I also have Ivett Soti, a Vice President with the Equity Derivatives pricing team, as my manager and mentor. She’s a highly skilled technologist and expert project leader who always provides helpful feedback, so the team can improve and deliver stronger solutions with each successive initiative. She also nominated me to be a part of the firm's delegation to the Grace Hopper Celebration, an annual gathering of female technologists, so that’s a real honor.
As a relatively recent graduate and one of the younger members of the tech organization, what do you talk about when you speak with undergraduate candidates?
This is one of my favorite parts about working at Morgan Stanley. As a recent grad, I can absolutely relate to undergraduates and young computer scientists who are trying to figure out where to start their careers, because I was in their position less than two years ago.
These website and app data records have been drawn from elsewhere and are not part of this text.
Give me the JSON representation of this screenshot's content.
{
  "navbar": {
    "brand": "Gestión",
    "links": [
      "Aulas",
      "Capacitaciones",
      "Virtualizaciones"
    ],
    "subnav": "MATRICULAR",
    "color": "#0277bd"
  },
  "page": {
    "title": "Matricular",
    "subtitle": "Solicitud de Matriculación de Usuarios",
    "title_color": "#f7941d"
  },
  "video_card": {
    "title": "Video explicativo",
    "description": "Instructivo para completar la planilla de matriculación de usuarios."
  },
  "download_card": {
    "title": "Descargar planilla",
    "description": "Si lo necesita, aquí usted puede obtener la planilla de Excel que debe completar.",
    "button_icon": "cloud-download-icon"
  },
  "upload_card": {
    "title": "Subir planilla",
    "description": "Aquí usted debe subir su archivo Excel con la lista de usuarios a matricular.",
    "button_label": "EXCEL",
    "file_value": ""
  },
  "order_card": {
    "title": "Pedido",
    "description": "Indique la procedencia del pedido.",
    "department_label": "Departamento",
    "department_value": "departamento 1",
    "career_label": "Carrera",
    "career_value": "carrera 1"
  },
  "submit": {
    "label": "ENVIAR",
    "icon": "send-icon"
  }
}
Several interns recently asked me to sit down with them and discuss my own career path. They wanted to hear how I chose Morgan Stanley, what my job is all about, and what they can do to prepare for a successful career post-graduation. I think part of the reason so many interns reach out to me is because when I talk about my role, my enthusiasm is evident, so that really piques their interest.
With regard to technology, I tell candidates to always stay current. Technology moves so fast that as computer scientists, we need be as agile as its evolution. It’s easy to pigeonhole yourself into one classification, i.e., a “Java developer” or a “server-side person,” but it’s critical to become the most well-rounded technologist as possible, to constantly pick up new skills and be well-versed in different areas so that you don’t appear outdated.
Lastly, I love talking about the diversity of people I’ve had the privilege to meet and work with at the firm. Coming from a diverse background—my mom is from Costa Rica and my father is from Iran—I frequently participate in Morgan Stanley’s diversity and inclusion efforts. I meet, and identify, with so many undergrads from all over the world who are looking to start their careers at the firm. In turn, Morgan Stanley provides an environment of challenge and opportunity, where different perspectives are not only welcomed, but encouraged.
I would love to do research in cryptography, which stems from my love of math. I find encryption algorithms and their provable security fascinating, and with all the attention on Blockchain, this topic is especially timely.
I’m also drawn to artificial intelligence. Like most computer scientists, I’m always curious about how technology will evolve and affect future generations. If you consider the huge investments that companies and universities are making in AI, I think its effect is going to be enormous. That said, I would love to see how we can use AI to solve some of the world’s most pressing concerns, above and beyond the technology space.